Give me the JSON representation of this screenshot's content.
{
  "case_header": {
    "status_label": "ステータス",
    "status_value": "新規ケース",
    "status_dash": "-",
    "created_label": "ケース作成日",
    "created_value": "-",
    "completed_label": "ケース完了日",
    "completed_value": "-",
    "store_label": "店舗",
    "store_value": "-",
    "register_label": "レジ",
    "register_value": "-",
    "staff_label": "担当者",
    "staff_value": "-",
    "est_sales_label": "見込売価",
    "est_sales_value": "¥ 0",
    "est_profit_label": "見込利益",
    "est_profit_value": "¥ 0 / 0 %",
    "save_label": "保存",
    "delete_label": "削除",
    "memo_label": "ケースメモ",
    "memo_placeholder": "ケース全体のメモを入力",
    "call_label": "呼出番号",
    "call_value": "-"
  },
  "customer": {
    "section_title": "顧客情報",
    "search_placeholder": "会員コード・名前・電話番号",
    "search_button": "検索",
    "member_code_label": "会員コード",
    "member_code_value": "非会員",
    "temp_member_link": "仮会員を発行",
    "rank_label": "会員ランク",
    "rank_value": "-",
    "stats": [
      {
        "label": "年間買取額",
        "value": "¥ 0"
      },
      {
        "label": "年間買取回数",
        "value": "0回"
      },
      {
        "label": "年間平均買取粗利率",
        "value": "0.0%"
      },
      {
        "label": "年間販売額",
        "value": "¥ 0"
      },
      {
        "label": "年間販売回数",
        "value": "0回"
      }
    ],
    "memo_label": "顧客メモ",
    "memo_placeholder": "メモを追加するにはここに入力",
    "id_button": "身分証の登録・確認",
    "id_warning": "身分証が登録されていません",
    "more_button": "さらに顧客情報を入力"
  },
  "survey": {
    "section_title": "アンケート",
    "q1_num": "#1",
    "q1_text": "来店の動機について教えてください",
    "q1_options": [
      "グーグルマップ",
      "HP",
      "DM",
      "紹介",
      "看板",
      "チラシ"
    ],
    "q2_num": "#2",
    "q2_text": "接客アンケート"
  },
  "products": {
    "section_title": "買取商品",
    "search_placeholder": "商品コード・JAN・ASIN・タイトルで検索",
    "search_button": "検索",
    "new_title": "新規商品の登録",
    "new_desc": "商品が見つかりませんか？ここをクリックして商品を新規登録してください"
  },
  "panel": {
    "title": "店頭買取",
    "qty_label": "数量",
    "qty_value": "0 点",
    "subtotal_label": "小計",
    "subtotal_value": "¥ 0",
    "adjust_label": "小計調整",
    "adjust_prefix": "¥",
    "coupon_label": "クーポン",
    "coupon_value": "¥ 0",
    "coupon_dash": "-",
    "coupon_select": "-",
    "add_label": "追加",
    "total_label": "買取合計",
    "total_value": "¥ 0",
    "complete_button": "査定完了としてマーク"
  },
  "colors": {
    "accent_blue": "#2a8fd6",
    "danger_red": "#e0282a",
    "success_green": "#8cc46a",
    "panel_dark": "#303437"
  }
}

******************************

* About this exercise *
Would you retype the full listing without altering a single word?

* Exercise output *
Give me the JSON representation of this screenshot's content.
{
  "case_header": {
    "status_label": "ステータス",
    "status_value": "新規ケース",
    "status_dash": "-",
    "created_label": "ケース作成日",
    "created_value": "-",
    "completed_label": "ケース完了日",
    "completed_value": "-",
    "store_label": "店舗",
    "store_value": "-",
    "register_label": "レジ",
    "register_value": "-",
    "staff_label": "担当者",
    "staff_value": "-",
    "est_sales_label": "見込売価",
    "est_sales_value": "¥ 0",
    "est_profit_label": "見込利益",
    "est_profit_value": "¥ 0 / 0 %",
    "save_label": "保存",
    "delete_label": "削除",
    "memo_label": "ケースメモ",
    "memo_placeholder": "ケース全体のメモを入力",
    "call_label": "呼出番号",
    "call_value": "-"
  },
  "customer": {
    "section_title": "顧客情報",
    "search_placeholder": "会員コード・名前・電話番号",
    "search_button": "検索",
    "member_code_label": "会員コード",
    "member_code_value": "非会員",
    "temp_member_link": "仮会員を発行",
    "rank_label": "会員ランク",
    "rank_value": "-",
    "stats": [
      {
        "label": "年間買取額",
        "value": "¥ 0"
      },
      {
        "label": "年間買取回数",
        "value": "0回"
      },
      {
        "label": "年間平均買取粗利率",
        "value": "0.0%"
      },
      {
        "label": "年間販売額",
        "value": "¥ 0"
      },
      {
        "label": "年間販売回数",
        "value": "0回"
      }
    ],
    "memo_label": "顧客メモ",
    "memo_placeholder": "メモを追加するにはここに入力",
    "id_button": "身分証の登録・確認",
    "id_warning": "身分証が登録されていません",
    "more_button": "さらに顧客情報を入力"
  },
  "survey": {
    "section_title": "アンケート",
    "q1_num": "#1",
    "q1_text": "来店の動機について教えてください",
    "q1_options": [
      "グーグルマップ",
      "HP",
      "DM",
      "紹介",
      "看板",
      "チラシ"
    ],
    "q2_num": "#2",
    "q2_text": "接客アンケート"
  },
  "products": {
    "section_title": "買取商品",
    "search_placeholder": "商品コード・JAN・ASIN・タイトルで検索",
    "search_button": "検索",
    "new_title": "新規商品の登録",
    "new_desc": "商品が見つかりませんか？ここをクリックして商品を新規登録してください"
  },
  "panel": {
    "title": "店頭買取",
    "qty_label": "数量",
    "qty_value": "0 点",
    "subtotal_label": "小計",
    "subtotal_value": "¥ 0",
    "adjust_label": "小計調整",
    "adjust_prefix": "¥",
    "coupon_label": "クーポン",
    "coupon_value": "¥ 0",
    "coupon_dash": "-",
    "coupon_select": "-",
    "add_label": "追加",
    "total_label": "買取合計",
    "total_value": "¥ 0",
    "complete_button": "査定完了としてマーク"
  },
  "colors": {
    "accent_blue": "#2a8fd6",
    "danger_red": "#e0282a",
    "success_green": "#8cc46a",
    "panel_dark": "#303437"
  }
}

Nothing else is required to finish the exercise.